WILLEMSTAD – On Friday, February 7, 2 men and 1 woman stood trial at a pro-forma session on human trafficking and human smuggling. The criminal investigation is called “Samario” and concerns the suspicion of exploitation of a Colombian cook.
This cook would have worked in a pizzeria for 3 years, 12 to 15 hours a day, 7 days a week. The suspects are accused, among other things, of having abused the cook’s illegal and vulnerable position for 3 years and of keeping him on the line by offering a residence permit.
However, this permit never came. In addition, various social and tax contributions were deducted from his salary for 3 years and he was not paid 150% for overtime. At a certain moment the situation within the pizzeria got out of hand, after which the cook dared to file a complaint with the help of an acquaintance.

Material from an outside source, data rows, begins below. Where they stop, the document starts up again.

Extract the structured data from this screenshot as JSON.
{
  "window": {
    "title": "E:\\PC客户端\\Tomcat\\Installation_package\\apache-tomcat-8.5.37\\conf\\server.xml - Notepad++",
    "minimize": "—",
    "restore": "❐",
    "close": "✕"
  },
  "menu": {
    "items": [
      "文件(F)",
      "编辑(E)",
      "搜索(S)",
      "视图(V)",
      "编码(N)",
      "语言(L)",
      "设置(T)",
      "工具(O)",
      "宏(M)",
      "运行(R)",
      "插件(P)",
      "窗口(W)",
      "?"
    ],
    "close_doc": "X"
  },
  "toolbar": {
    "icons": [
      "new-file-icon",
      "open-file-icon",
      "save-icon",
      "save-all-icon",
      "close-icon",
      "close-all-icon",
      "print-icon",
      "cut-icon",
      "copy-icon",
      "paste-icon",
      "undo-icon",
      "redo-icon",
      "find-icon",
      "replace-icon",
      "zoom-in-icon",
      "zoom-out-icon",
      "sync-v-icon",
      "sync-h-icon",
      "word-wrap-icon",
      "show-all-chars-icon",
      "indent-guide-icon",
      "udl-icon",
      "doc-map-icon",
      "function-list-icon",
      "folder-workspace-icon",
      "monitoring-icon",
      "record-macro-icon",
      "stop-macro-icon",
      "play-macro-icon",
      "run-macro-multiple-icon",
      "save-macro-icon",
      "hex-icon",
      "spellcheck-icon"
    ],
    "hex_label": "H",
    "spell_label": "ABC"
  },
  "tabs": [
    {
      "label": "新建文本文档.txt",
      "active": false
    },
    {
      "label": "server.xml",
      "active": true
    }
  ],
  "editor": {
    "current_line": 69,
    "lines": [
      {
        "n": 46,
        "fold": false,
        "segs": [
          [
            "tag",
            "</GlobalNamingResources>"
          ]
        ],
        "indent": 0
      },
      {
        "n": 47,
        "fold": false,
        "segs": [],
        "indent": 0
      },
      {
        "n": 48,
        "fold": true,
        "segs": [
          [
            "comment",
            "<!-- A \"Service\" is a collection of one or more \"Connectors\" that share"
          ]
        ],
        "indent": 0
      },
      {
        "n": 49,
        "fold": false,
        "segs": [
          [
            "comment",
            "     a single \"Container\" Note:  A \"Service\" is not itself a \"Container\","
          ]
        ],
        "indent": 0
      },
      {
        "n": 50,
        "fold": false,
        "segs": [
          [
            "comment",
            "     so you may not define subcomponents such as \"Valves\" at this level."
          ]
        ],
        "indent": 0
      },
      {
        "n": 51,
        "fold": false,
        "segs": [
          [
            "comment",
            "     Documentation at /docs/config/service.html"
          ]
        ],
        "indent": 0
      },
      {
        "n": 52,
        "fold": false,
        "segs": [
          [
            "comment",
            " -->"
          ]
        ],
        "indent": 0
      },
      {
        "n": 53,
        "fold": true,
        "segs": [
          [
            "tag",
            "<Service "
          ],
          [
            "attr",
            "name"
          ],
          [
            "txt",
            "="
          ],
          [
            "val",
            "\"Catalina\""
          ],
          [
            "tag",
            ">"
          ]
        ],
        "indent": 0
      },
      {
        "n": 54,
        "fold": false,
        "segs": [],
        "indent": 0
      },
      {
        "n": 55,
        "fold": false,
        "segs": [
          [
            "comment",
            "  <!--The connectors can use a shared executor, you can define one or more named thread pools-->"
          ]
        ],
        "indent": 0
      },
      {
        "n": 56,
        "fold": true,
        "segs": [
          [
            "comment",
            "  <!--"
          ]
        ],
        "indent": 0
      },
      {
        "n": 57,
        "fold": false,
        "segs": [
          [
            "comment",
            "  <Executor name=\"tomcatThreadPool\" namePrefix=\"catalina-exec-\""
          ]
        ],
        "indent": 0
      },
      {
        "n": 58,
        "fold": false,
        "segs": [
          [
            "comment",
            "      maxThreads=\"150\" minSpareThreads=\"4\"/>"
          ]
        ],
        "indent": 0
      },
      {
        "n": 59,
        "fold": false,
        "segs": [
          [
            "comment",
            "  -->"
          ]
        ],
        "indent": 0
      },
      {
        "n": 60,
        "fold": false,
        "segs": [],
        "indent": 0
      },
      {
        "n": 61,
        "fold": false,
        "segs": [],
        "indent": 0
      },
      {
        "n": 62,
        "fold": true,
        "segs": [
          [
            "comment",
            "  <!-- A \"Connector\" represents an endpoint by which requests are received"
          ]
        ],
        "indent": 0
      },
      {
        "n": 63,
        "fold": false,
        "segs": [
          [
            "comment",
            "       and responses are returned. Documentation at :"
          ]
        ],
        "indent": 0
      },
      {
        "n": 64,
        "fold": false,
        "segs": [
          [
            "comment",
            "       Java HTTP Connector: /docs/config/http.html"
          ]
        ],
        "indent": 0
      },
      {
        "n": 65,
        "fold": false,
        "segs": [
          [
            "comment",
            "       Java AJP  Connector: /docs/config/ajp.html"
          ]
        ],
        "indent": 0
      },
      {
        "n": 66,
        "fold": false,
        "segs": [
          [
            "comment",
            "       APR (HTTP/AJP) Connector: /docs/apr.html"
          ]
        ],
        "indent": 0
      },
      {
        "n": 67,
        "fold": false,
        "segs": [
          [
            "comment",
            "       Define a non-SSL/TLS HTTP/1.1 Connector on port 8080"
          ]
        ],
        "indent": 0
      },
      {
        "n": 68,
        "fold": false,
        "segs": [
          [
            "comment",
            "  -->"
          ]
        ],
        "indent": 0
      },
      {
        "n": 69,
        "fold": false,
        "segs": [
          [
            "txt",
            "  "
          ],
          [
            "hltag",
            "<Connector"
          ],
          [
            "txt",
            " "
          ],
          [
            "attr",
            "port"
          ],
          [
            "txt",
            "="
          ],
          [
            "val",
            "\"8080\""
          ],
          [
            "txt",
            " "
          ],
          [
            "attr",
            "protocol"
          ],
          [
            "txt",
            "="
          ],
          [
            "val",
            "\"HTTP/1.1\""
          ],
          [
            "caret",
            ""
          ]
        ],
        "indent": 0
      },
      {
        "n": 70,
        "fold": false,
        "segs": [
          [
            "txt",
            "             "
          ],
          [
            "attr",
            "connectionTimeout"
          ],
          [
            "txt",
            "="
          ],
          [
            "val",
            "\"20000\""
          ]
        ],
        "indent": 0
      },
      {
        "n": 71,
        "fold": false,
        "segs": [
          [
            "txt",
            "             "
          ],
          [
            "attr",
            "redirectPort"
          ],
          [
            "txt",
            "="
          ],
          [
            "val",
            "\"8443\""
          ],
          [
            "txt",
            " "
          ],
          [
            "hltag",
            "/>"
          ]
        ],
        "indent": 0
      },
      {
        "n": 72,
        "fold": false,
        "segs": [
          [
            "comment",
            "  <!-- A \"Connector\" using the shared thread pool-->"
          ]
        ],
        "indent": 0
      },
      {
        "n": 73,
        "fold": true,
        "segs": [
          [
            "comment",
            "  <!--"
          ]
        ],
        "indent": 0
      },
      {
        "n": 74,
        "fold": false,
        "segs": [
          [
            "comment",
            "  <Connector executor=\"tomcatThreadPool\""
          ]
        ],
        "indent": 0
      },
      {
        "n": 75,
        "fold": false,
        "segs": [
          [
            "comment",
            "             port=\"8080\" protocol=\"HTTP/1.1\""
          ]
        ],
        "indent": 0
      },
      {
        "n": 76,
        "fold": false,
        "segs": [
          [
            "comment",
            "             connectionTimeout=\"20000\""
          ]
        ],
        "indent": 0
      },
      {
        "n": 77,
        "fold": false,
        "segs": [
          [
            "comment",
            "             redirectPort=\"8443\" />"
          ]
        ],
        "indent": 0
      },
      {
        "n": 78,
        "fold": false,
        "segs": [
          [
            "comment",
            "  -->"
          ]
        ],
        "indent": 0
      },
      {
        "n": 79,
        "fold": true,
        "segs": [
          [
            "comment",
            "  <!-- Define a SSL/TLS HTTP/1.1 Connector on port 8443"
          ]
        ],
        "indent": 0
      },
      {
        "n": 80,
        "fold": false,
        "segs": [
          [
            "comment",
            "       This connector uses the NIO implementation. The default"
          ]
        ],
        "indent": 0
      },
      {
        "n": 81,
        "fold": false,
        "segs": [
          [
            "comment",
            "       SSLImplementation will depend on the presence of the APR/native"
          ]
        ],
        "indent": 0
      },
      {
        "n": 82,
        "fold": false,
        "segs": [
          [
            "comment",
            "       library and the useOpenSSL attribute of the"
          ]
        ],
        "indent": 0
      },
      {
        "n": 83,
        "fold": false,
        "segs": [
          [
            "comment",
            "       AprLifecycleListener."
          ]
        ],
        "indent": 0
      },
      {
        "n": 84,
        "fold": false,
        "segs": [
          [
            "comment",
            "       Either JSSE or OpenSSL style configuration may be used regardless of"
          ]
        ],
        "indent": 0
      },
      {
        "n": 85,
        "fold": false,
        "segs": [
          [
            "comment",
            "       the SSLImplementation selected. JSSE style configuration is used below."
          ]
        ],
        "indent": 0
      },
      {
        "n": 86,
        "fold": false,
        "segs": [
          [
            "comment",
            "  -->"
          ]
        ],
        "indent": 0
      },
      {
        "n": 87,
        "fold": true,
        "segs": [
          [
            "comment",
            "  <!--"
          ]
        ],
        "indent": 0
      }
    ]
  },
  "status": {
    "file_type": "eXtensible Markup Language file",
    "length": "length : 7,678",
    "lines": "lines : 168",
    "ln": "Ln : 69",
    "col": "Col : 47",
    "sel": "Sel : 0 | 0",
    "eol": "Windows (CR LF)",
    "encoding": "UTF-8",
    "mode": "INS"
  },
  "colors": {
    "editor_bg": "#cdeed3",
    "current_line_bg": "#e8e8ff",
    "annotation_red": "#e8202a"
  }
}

Two of the suspects who were on trial Friday were suspended from their custody last year. Last Friday, the 3rd suspect was suspended from pre-trial detention. This means that the judge is looking at serious accusations of criminal offenses, including trafficking in human beings, but that at present the personal interests of the suspects in order to await the criminal investigation in freedom outweigh the importance of the judiciary to currently keep them in detention.
The suspect who was suspended from his detention last Friday is a police detective. He is suspended under strict conditions. The Public Prosecution Service has argued that there is in principle a shocked legal order when a police detective, who himself must investigate the criminal offenses of senior officials, among others, in his profession, is suspected of a serious offense such as human trafficking.
The Public Prosecution Service has indicated that it will not oppose a suspension of the detention of the detective if he is willing to pay at least 5000 guilders to the victim, the Colombian cook. This is an exceptional condition because the detective has not yet been convicted of human trafficking.
In this specific case, however, the Public Prosecution Service considers this condition to be justified. The judge agreed to this and attached this condition, in addition to the condition of a contact ban with witnesses, to the suspension of the detention of the detective. A family member has immediately deposited 5000 guilders into the account of the Public Prosecution Service, after which the detective is released temporarily.
The case will be re-examined on session on May 20, 2020. Probably a fourth suspect will be on trial. Last week this fourth suspect, the bookkeeper of the pizzeria, was arrested in the Netherlands and he will be transferred to Curaçao this week.